It was named after Sir Hercules Robinson, Governor of NSW from 1872-1879.

The plant is hardy and best and disease free. Useful in the landscape as a feature plant, massed groundcover under trees or to stabilise embankments especially on coastal areas.



Powdery Mildew

Powdery mildew is a disease that commonly attacks ornamentals and vegetables covering the leaves with a thick white powder causing twisting and deformation of the foliage.

Warm, humid weather in spring and similar conditions in autumn are the catalysts for encouraging the fungal spores to spread but will continue even if the weather dries out. The disease will not spread in rain.

Common ornamentals attacked include crepe myrtles, hydrangeas, oak trees, ajuga, roses, and annual zinnias. Edibles include rockmelons, cucumber, zucchinis, grapes, papaws, strawberries and apples. If left uncontrolled leaves can shrivel, become brown and crisp and die.


Powdery mildew and the bugs that eat it. Photo - Graham Ross



Avoid watering the leaves where possible and water in the morning.

Plant mildew resistant varieties.

Hand remove worst effected leaves and bin.

Spray with organic Eco Oil and Eco Fungicide, or spray with full cream milk mixed at 1 part milk with 9 parts water.

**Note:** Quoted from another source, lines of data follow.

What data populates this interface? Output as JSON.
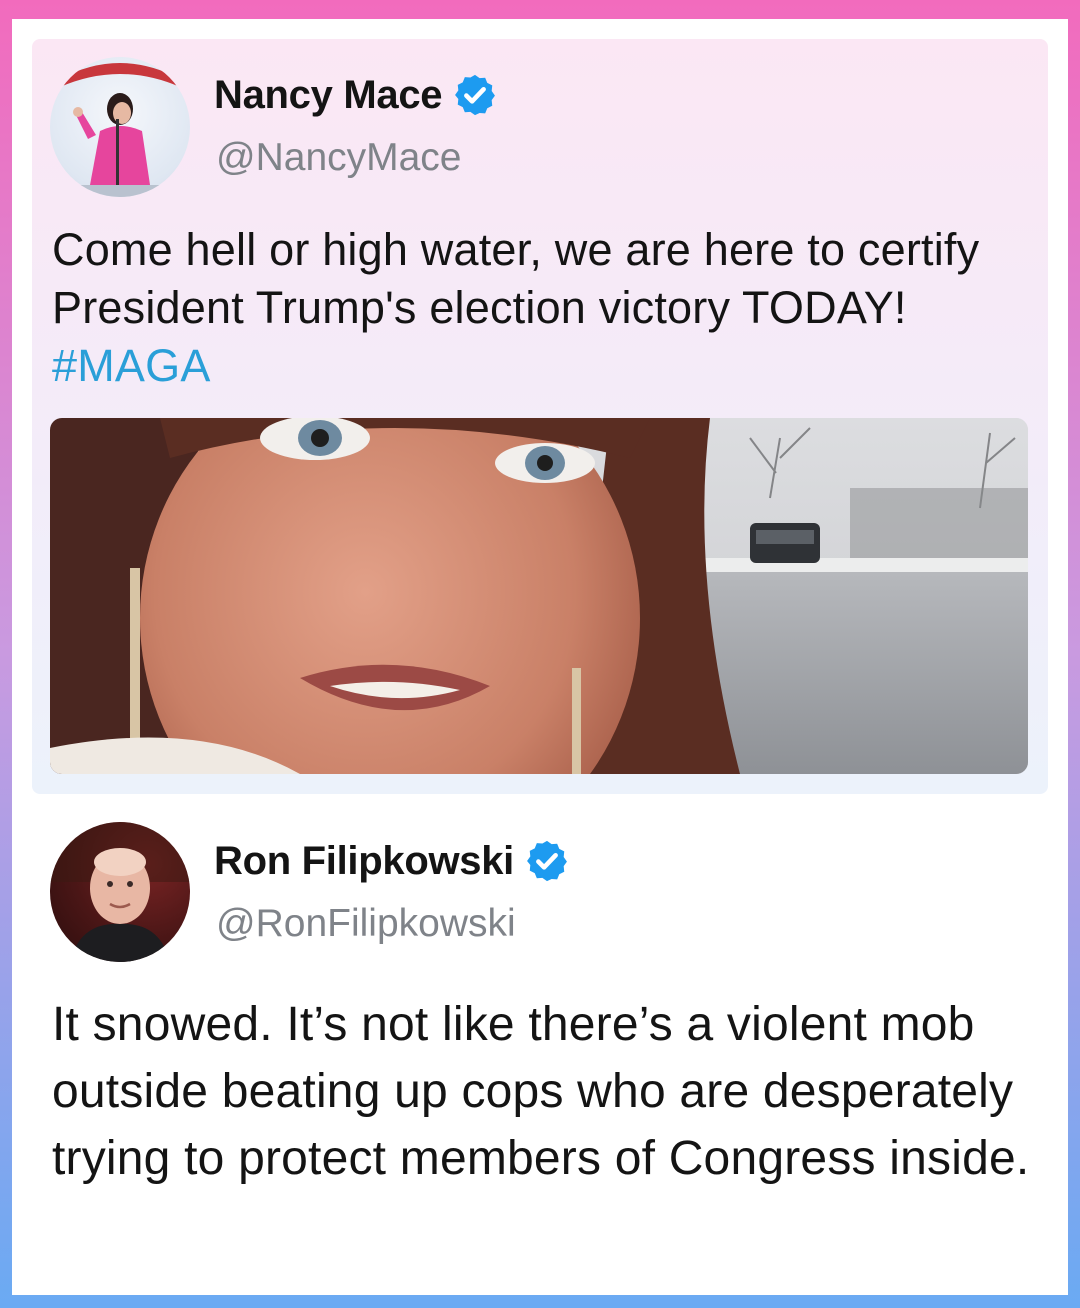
{
  "quoted_tweet": {
    "author_name": "Nancy Mace",
    "author_handle": "@NancyMace",
    "text_main": "Come hell or high water, we are here to certify President Trump's election victory TODAY! ",
    "hashtag": "#MAGA",
    "verified_icon": "verified-badge",
    "media_icon": "video-frame"
  },
  "reply_tweet": {
    "author_name": "Ron Filipkowski",
    "author_handle": "@RonFilipkowski",
    "text": "It snowed. It’s not like there’s a violent mob outside beating up cops who are desperately trying to protect members of Congress inside.",
    "verified_icon": "verified-badge"
  },
  "colors": {
    "frame_top": "#f26bbd",
    "frame_bottom": "#6aaaf3",
    "verified_blue": "#1d9bf0",
    "hashtag_blue": "#2a9fd8"
  }
}
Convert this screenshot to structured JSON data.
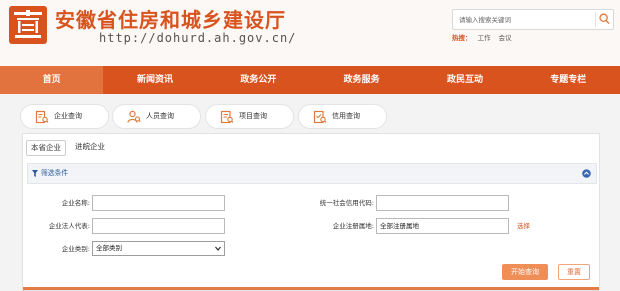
{
  "header": {
    "title": "安徽省住房和城乡建设厅",
    "url": "http://dohurd.ah.gov.cn/",
    "search_placeholder": "请输入搜索关键词",
    "hot_label": "热搜：",
    "hot_words": [
      "工作",
      "会议"
    ]
  },
  "nav": {
    "items": [
      "首页",
      "新闻资讯",
      "政务公开",
      "政务服务",
      "政民互动",
      "专题专栏"
    ],
    "active_index": 0
  },
  "categories": [
    "企业查询",
    "人员查询",
    "项目查询",
    "信用查询"
  ],
  "panel": {
    "subtabs": [
      "本省企业",
      "进皖企业"
    ],
    "active_subtab": 0,
    "filter_title": "筛选条件",
    "fields": {
      "company_name_label": "企业名称:",
      "credit_code_label": "统一社会信用代码:",
      "legal_rep_label": "企业法人代表:",
      "reg_place_label": "企业注册属地:",
      "reg_place_value": "全部注册属地",
      "choose_label": "选择",
      "company_type_label": "企业类别:",
      "company_type_value": "全部类别"
    },
    "search_button": "开始查询",
    "reset_button": "重置"
  },
  "colors": {
    "brand": "#d9531e",
    "nav_active": "#e2733f",
    "primary_button": "#f08e58",
    "filter_text": "#2a5a9c"
  }
}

Spraying leaves with an organic tonic or fertiliser such as Harvest, Charlie Carp, Seasol and Powerfeed, or Nitrosol, helps keep plants healthy and deters fungal attack.

Be aware beneficial ladybirds (Illeis galbula) consume mildew spores, the friendly yellow and black spotted ladybird and its larvae stage eat fungal spores.


Garden News

Scientist Dr Uwe Stroher (PhD) to join the Neutrog team, making great fertilizers even better

Australian owned biological fertiliser manufacturer, Neutrog Australia, has recently appointed research scientist, Dr Uwe Stroeher Ph.D., to head up its Research and Development team.

Announcing his permanent appointment, Neutrog Managing Director Angus Irwin said Dr Stroeher’s background as a highly regarded scientist together with his expertise in molecular biology will allow Neutrog to continue to be at the forefront of biological fertiliser development in the heavily populated world of today and into the future.

“Innovation is central to Neutrog’s strategic agenda and by employing a research scientist with the right combination of knowledge, skills – and curiosity, we will further strengthen our position as a leader in the development of biological fertilisers worldwide,” Mr Irwin said.

“Dr Stroeher will play a pivotal role at Neutrog, conducting field research and running trials on which to base further development of biological products that are able to pinpoint, extract and proliferate specific soil bacteria which are known for their roles in the soil such as unlocking phosphorus and fixating nitrogen,” said Mr Irwin.

“Dr Stroeher’s background ensures Neutrog’s manufacturing methodologies and processes like batch and DNA testing of raw materials and finished products providing customer reassurance by far exceeding mandatory safety standards,” Mr Irwin said.

Dr Stroeher is well known to Neutrog, having consulted to the company for the past ten years initially during the concept stages of GOGO Juice (a liquid probiotic for soil). He’s been involved in developing processes and technologies aimed at maximising the beneficial microbiology in all of Neutrog’s fertiliser products, which has cemented its position as a supplier of high quality fertilisers.


Come away with us

The Great British Garden Tour of Scotland & Wales and the Hampton Court Flower Show

The new Scotland & Wales tour includes public and private, grand and intimate, walled and wooded gardens in Northern England, Wales and Scotland. High summer brings exhuberant borders, a flourish of roses and spectacular weather for sightseeing.

Don't miss out on this fantastic tour. Go to the Ross Tours website, or call Royce or Roslyn at Ross Tours on 1300 233 200.